The duo are go by the names of Mikey Rocks and Chuck Inglish. With the latter one having less of a vocal role, and doing the production for them. Much of the material comes from the mixtapes, "Totally Flossed Out", "That's Stupid", and "Cool A*s Ninjas", and was compiled to build up the hype before their debut album. It came out in Summer 2008.
1. "What Up Man"
To get things going, the introduction to The Cool Kids is a banger of a tune. They showcase their signature style from the start as Chuck Inglish hits us with a bell and himself saying "Clap" (for a hi-hat sound), and "Boom" (for bass) as Mikey comes with some killer rhymes, whihc seem to follow an unorthodox stream of consciousness.
2. "One Two"
You have to pull this one up the first time you hear it, because the sick rhymes wil knock you back as they refer to themselves as "The new black version of the Beastie Boys" to what could be the best piece of production I've heard them present. The way that Chuck provides a hook, and quickly replaces it with a new one, shows how much he has in him, and what he's capable of. Mikey's rhymes are equally as strong as the innvoative beats frrom Inglish.
3. "Mikey Rocks"
This one is a dedication to The Coll Kids member, Mikey Rocks, and has him do it himself by coming up with a mad set rhymes to show off his strong abilities. In them, he ges a chance to distance himself from most out there today, and he dissis those who may use bad grammar for effect, by using it in a parody. The beats surprise you, as ever, and keep you engaged throughout.
The Cool Kids take it to 1988in this one, and his is done in many ways as they use lots of late eighties Hip Hop techniques as they flow, and rap about the genreal style of the time. The beats are perfect to adapt to the dance which you are told to do in the chorus too. This shows that some New Schoolers still have love for the Golden Age of Hip Hop, and tlaking about beatboxing and breaking are just a couple of the things which are said in this to show that this culure is one which they feel most comfortable in.
5. "What It Is"
This is an up-tempo one, and has them switch things up by taking on some breakbeat, rather than the laid-back suff which is prevalent through most of their other tracks. I think that it did more to help me understand why I like them so much. The reverse breaks, where the beats slows, makes sure tha this is still a part of things.
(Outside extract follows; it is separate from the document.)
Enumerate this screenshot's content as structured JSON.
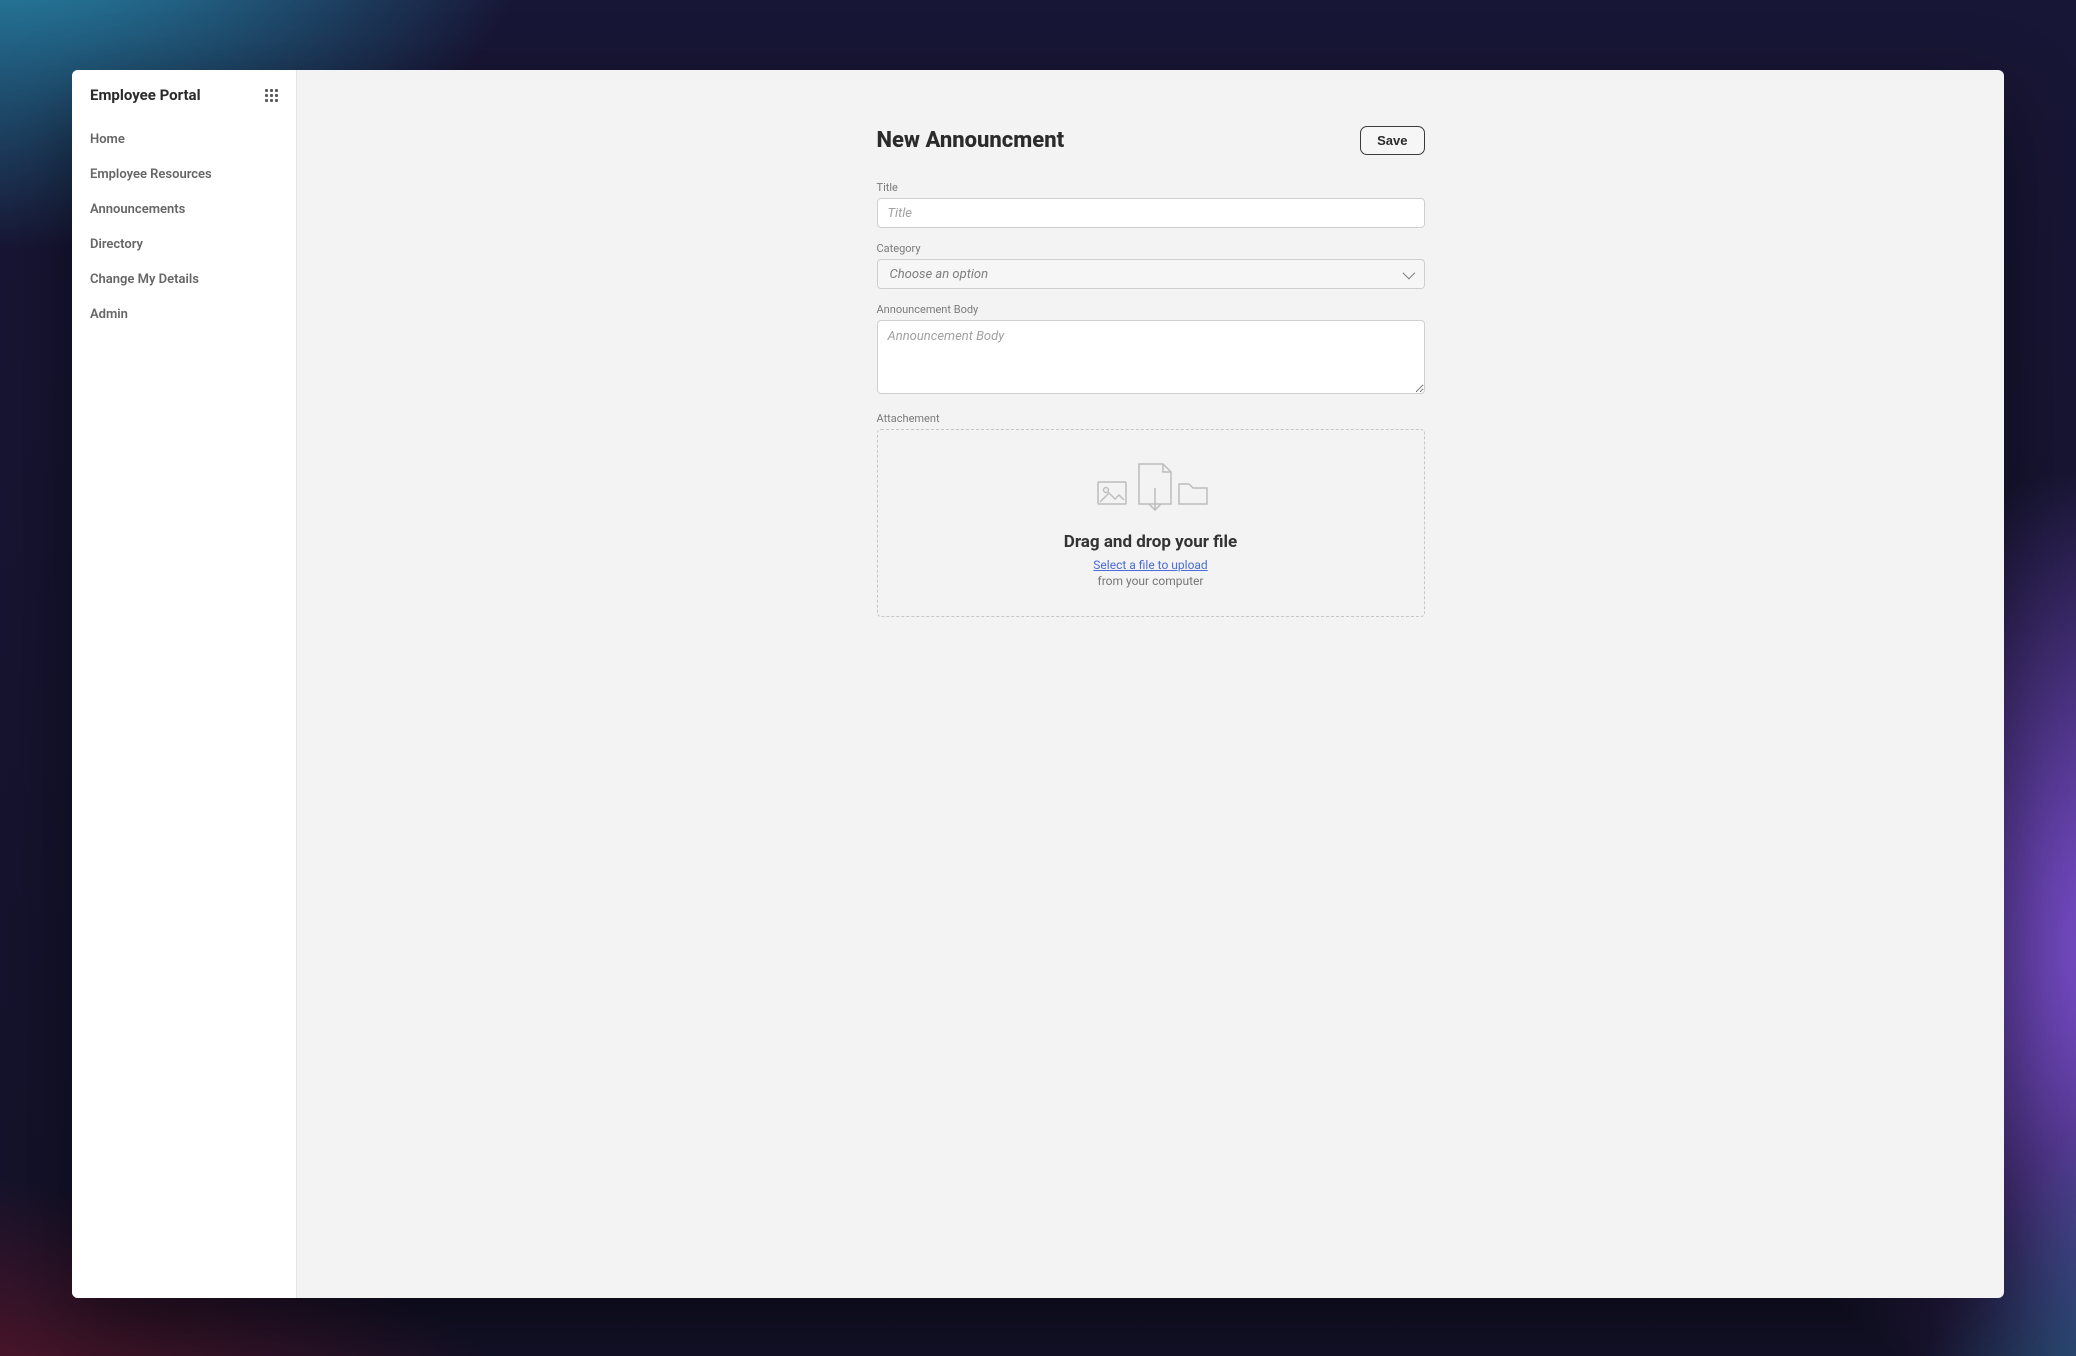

Chuck signature sound is still heard through the spacey synth though.
6. "Black Mags"
This was the debut single from The Cool Kids, and when I first their freshness (which furthered Lupe Fiasco's vision of fly, skateboard rap, which everyone can get down to), It is an exciting one, due to the innovation, and swich from the genreal trends of todays stuff as they rap about BMXing to minimalistic beats.
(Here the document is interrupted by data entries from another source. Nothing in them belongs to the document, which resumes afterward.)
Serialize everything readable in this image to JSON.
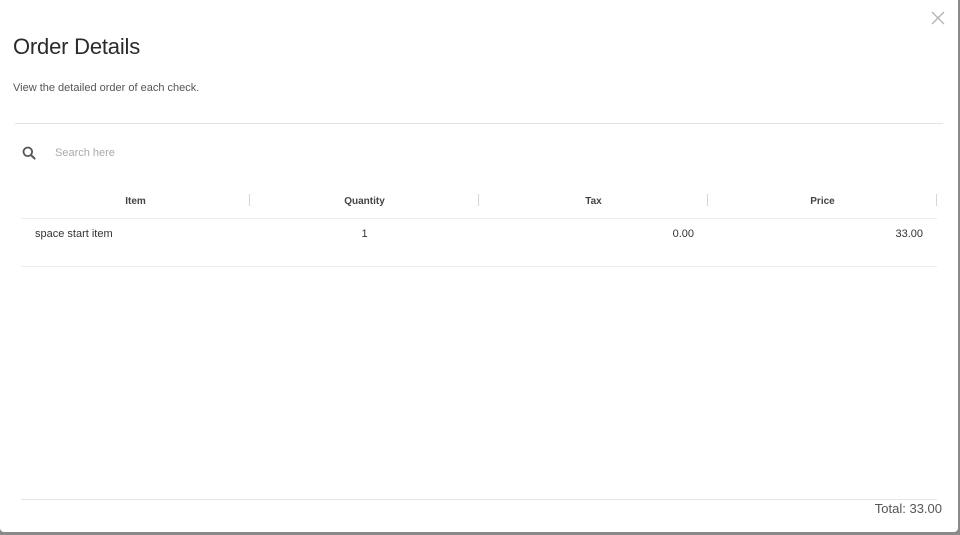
{
  "modal": {
    "title": "Order Details",
    "subtitle": "View the detailed order of each check.",
    "close_icon": "close-icon"
  },
  "search": {
    "placeholder": "Search here",
    "value": "",
    "icon": "search-icon"
  },
  "table": {
    "headers": {
      "item": "Item",
      "quantity": "Quantity",
      "tax": "Tax",
      "price": "Price"
    },
    "rows": [
      {
        "item": "space start item",
        "quantity": "1",
        "tax": "0.00",
        "price": "33.00"
      }
    ]
  },
  "footer": {
    "total_label": "Total: 33.00"
  },
  "colors": {
    "backdrop": "#8a8a8a",
    "surface": "#ffffff",
    "text": "#2b2b2b",
    "muted": "#aaaaaa"
  }
}
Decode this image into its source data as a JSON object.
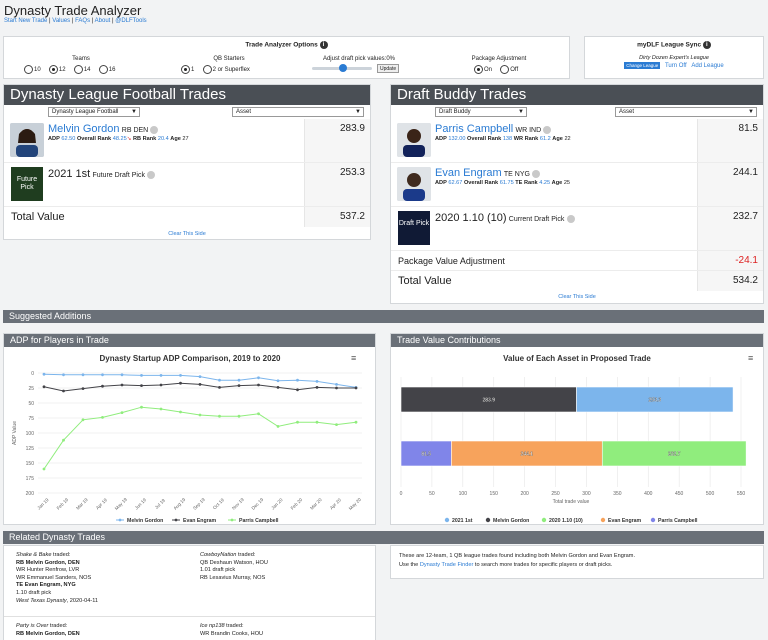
{
  "header": {
    "title": "Dynasty Trade Analyzer",
    "links": [
      "Start New Trade",
      "Values",
      "FAQs",
      "About",
      "@DLFTools"
    ]
  },
  "options": {
    "title": "Trade Analyzer Options",
    "teams_label": "Teams",
    "teams": [
      "10",
      "12",
      "14",
      "16"
    ],
    "teams_selected": "12",
    "qb_label": "QB Starters",
    "qb": [
      "1",
      "2 or Superflex"
    ],
    "qb_selected": "1",
    "draft_label": "Adjust draft pick values:",
    "draft_value": "0%",
    "update_label": "Update",
    "package_label": "Package Adjustment",
    "package": [
      "On",
      "Off"
    ],
    "package_selected": "On"
  },
  "sync": {
    "title": "myDLF League Sync",
    "league": "Dirty Dozen Expert's League",
    "change_label": "Change League",
    "turn_off": "Turn Off",
    "add_league": "Add League"
  },
  "left_side": {
    "title": "Dynasty League Football Trades",
    "team_select": "Dynasty League Football",
    "asset_select": "Asset",
    "players": [
      {
        "name": "Melvin Gordon",
        "pos": "RB DEN",
        "adp_label": "ADP",
        "adp": "62.50",
        "overall_label": "Overall Rank",
        "overall": "48.25",
        "pos_rank_label": "RB Rank",
        "pos_rank": "20.4",
        "age_label": "Age",
        "age": "27",
        "value": "283.9"
      }
    ],
    "picks": [
      {
        "label": "2021 1st",
        "sub": "Future Draft Pick",
        "img_text": "Future Pick",
        "value": "253.3"
      }
    ],
    "total_label": "Total Value",
    "total": "537.2",
    "clear": "Clear This Side"
  },
  "right_side": {
    "title": "Draft Buddy Trades",
    "team_select": "Draft Buddy",
    "asset_select": "Asset",
    "players": [
      {
        "name": "Parris Campbell",
        "pos": "WR IND",
        "adp_label": "ADP",
        "adp": "132.00",
        "overall_label": "Overall Rank",
        "overall": "138",
        "pos_rank_label": "WR Rank",
        "pos_rank": "61.2",
        "age_label": "Age",
        "age": "22",
        "value": "81.5"
      },
      {
        "name": "Evan Engram",
        "pos": "TE NYG",
        "adp_label": "ADP",
        "adp": "62.67",
        "overall_label": "Overall Rank",
        "overall": "61.75",
        "pos_rank_label": "TE Rank",
        "pos_rank": "4.25",
        "age_label": "Age",
        "age": "25",
        "value": "244.1"
      }
    ],
    "picks": [
      {
        "label": "2020 1.10 (10)",
        "sub": "Current Draft Pick",
        "img_text": "Draft Pick",
        "value": "232.7"
      }
    ],
    "package_label": "Package Value Adjustment",
    "package_value": "-24.1",
    "total_label": "Total Value",
    "total": "534.2",
    "clear": "Clear This Side"
  },
  "suggested": {
    "title": "Suggested Additions"
  },
  "adp_panel": {
    "header": "ADP for Players in Trade",
    "credit": "Highcharts.com"
  },
  "value_panel": {
    "header": "Trade Value Contributions",
    "credit": "Highcharts.com"
  },
  "chart_data": [
    {
      "type": "line",
      "title": "Dynasty Startup ADP Comparison, 2019 to 2020",
      "ylabel": "ADP Value",
      "xlabel": "",
      "ylim": [
        0,
        200
      ],
      "y_reversed": true,
      "yticks": [
        0,
        25,
        50,
        75,
        100,
        125,
        150,
        175,
        200
      ],
      "ytick_labels": [
        "0",
        "25",
        "50",
        "75",
        "100",
        "125",
        "150",
        "175",
        "200"
      ],
      "categories": [
        "Jan 19",
        "Feb 19",
        "Mar 19",
        "Apr 19",
        "May 19",
        "Jun 19",
        "Jul 19",
        "Aug 19",
        "Sep 19",
        "Oct 19",
        "Nov 19",
        "Dec 19",
        "Jan 20",
        "Feb 20",
        "Mar 20",
        "Apr 20",
        "May 20"
      ],
      "series": [
        {
          "name": "Melvin Gordon",
          "color": "#7cb5ec",
          "values": [
            2,
            3,
            3,
            3,
            3,
            4,
            4,
            4,
            6,
            12,
            12,
            8,
            13,
            12,
            14,
            19,
            24
          ]
        },
        {
          "name": "Evan Engram",
          "color": "#434348",
          "values": [
            23,
            30,
            26,
            22,
            20,
            21,
            20,
            17,
            19,
            24,
            21,
            20,
            24,
            28,
            24,
            25,
            25
          ]
        },
        {
          "name": "Parris Campbell",
          "color": "#90ed7d",
          "values": [
            160,
            112,
            78,
            74,
            66,
            57,
            60,
            65,
            70,
            72,
            72,
            68,
            89,
            82,
            82,
            86,
            82
          ]
        }
      ],
      "legend": "bottom",
      "grid": true
    },
    {
      "type": "bar",
      "stacked": true,
      "title": "Value of Each Asset in Proposed Trade",
      "xlabel": "Total trade value",
      "xlim": [
        0,
        550
      ],
      "xticks": [
        0,
        50,
        100,
        150,
        200,
        250,
        300,
        350,
        400,
        450,
        500,
        550
      ],
      "categories": [
        "Dynasty League Football",
        "Draft Buddy"
      ],
      "series": [
        {
          "name": "2021 1st",
          "color": "#7cb5ec",
          "values": [
            253.3,
            0
          ]
        },
        {
          "name": "Melvin Gordon",
          "color": "#434348",
          "values": [
            283.9,
            0
          ]
        },
        {
          "name": "2020 1.10 (10)",
          "color": "#90ed7d",
          "values": [
            0,
            232.7
          ]
        },
        {
          "name": "Evan Engram",
          "color": "#f7a35c",
          "values": [
            0,
            244.1
          ]
        },
        {
          "name": "Parris Campbell",
          "color": "#8085e9",
          "values": [
            0,
            81.5
          ]
        }
      ],
      "legend": "bottom",
      "grid": true
    }
  ],
  "related": {
    "title": "Related Dynasty Trades",
    "trades": [
      {
        "a_name": "Shake & Bake",
        "a_lines": [
          "RB Melvin Gordon, DEN",
          "WR Hunter Renfrow, LVR",
          "WR Emmanuel Sanders, NOS",
          "TE Evan Engram, NYG",
          "1.10 draft pick"
        ],
        "b_name": "CowboyNation",
        "b_lines": [
          "QB Deshaun Watson, HOU",
          "1.01 draft pick",
          "RB Lesavius Murray, NOS"
        ],
        "league": "West Texas Dynasty",
        "date": "2020-04-11"
      },
      {
        "a_name": "Party is Over",
        "a_lines": [
          "RB Melvin Gordon, DEN"
        ],
        "b_name": "Ice np138",
        "b_lines": [
          "WR Brandin Cooks, HOU"
        ],
        "league": "",
        "date": ""
      }
    ],
    "traded_word": "traded:",
    "info_line1": "These are 12-team, 1 QB league trades found including both Melvin Gordon and Evan Engram.",
    "info_line2_pre": "Use the",
    "info_link": "Dynasty Trade Finder",
    "info_line2_post": "to search more trades for specific players or draft picks."
  }
}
7. "A Little Bit Cooler"
This is a baner of a track, where you have the pair coming up with a tune dedicated to commenting on how their fahion is miles ahead of the game, and although people are dissing them for playing SEGA, and not rocking Bape now, it will soon be the thing to do. They show they have swag far earlier than everyone else who claims to introduce it.
8. "Gold And A Pager"
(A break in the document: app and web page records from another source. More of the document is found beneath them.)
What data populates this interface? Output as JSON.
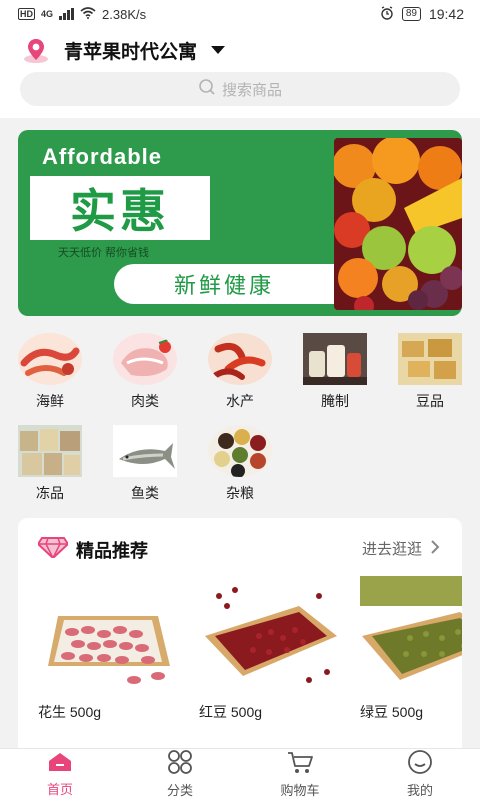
{
  "status_bar": {
    "hd": "HD",
    "net": "4G",
    "speed": "2.38K/s",
    "battery": "89",
    "time": "19:42"
  },
  "header": {
    "location_title": "青苹果时代公寓",
    "search_placeholder": "搜索商品"
  },
  "banner": {
    "headline_en": "Affordable",
    "headline_cn": "实惠",
    "subtext": "天天低价  帮你省钱",
    "pill_text": "新鲜健康"
  },
  "categories": [
    {
      "label": "海鲜"
    },
    {
      "label": "肉类"
    },
    {
      "label": "水产"
    },
    {
      "label": "腌制"
    },
    {
      "label": "豆品"
    },
    {
      "label": "冻品"
    },
    {
      "label": "鱼类"
    },
    {
      "label": "杂粮"
    }
  ],
  "recommend": {
    "title": "精品推荐",
    "more_label": "进去逛逛",
    "products": [
      {
        "name": "花生 500g"
      },
      {
        "name": "红豆 500g"
      },
      {
        "name": "绿豆 500g"
      }
    ]
  },
  "tabbar": {
    "items": [
      {
        "label": "首页"
      },
      {
        "label": "分类"
      },
      {
        "label": "购物车"
      },
      {
        "label": "我的"
      }
    ]
  },
  "colors": {
    "accent": "#e8457a",
    "banner_green": "#2e9a4c"
  }
}
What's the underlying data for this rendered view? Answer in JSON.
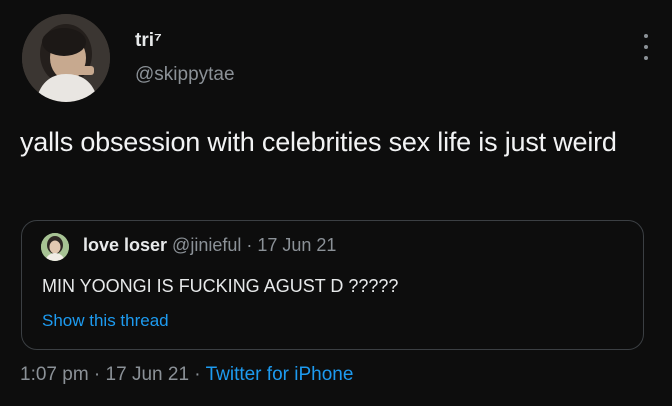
{
  "author": {
    "display_name": "tri⁷",
    "handle": "@skippytae"
  },
  "tweet": {
    "text": "yalls obsession with celebrities sex life is just weird"
  },
  "quoted": {
    "display_name": "love loser",
    "meta": " @jinieful · 17 Jun 21",
    "text": "MIN YOONGI IS FUCKING AGUST D ?????",
    "show_thread_label": "Show this thread"
  },
  "footer": {
    "time": "1:07 pm",
    "sep1": " · ",
    "date": "17 Jun 21",
    "sep2": " · ",
    "source": "Twitter for iPhone"
  },
  "colors": {
    "background": "#0d0d0d",
    "accent": "#1d9bf0",
    "secondary_text": "#8b9197"
  },
  "icons": {
    "more": "more-options-icon"
  }
}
Showing that they don't just take from the Golden Age of Hip Hop, this one has a hook which is driven by the use of the 'screwed' technique, from the 'Dirty South' as The Cool Kids get busy, and flow to heavy bass and genreally beats which hit right right in the face with their incredible force.
9. "Bassment Party"
This one sounds as if they had just listned to J.J. Fad's "Supersonic", whihc Fergie recently re-worded to make "Fergalicious, and so the tempo is brought up as they give you some mid-'90s-sounding Miami Bass. It is an exciting one, and furtherly expresses their influences from back in the day. They work just as well on this party tune as they do on ost of their slower ones.
Ending it all off, you get even more of what you heard throughout the Ep as you hear Chuck Inglish hit you with even more of the bassy production with original sound effect added onto them. Mikey's flows are big and comment on things which everyone can relate to, as opposed to the limited audience whihc Gangsta Rap can engage with.
This banger of an album shows that the Hipster Rap movement, which posesses acts like Kidz In he Hall, Kid Cudi and The Knux, are likely to be stars in the Hip Hop scene for '09. The Old School throwbacks mixed with all that's great about the modern stuff, is what makes this so strong, and acts as the perfect alternative to what you generally see in Hip Hop. If you were well into Eric B.& Rakim, then this is for you, as it is basically a 2000s version of that duo.
Disc #1 Tracklisting
1 What Up Man
2 One Two
3 Mikey Rocks
5 What It Is
6 Black Mags
7 Little Bit Cooler
8 Gold And A Pager
9 Bassment Party
11 Don't Trip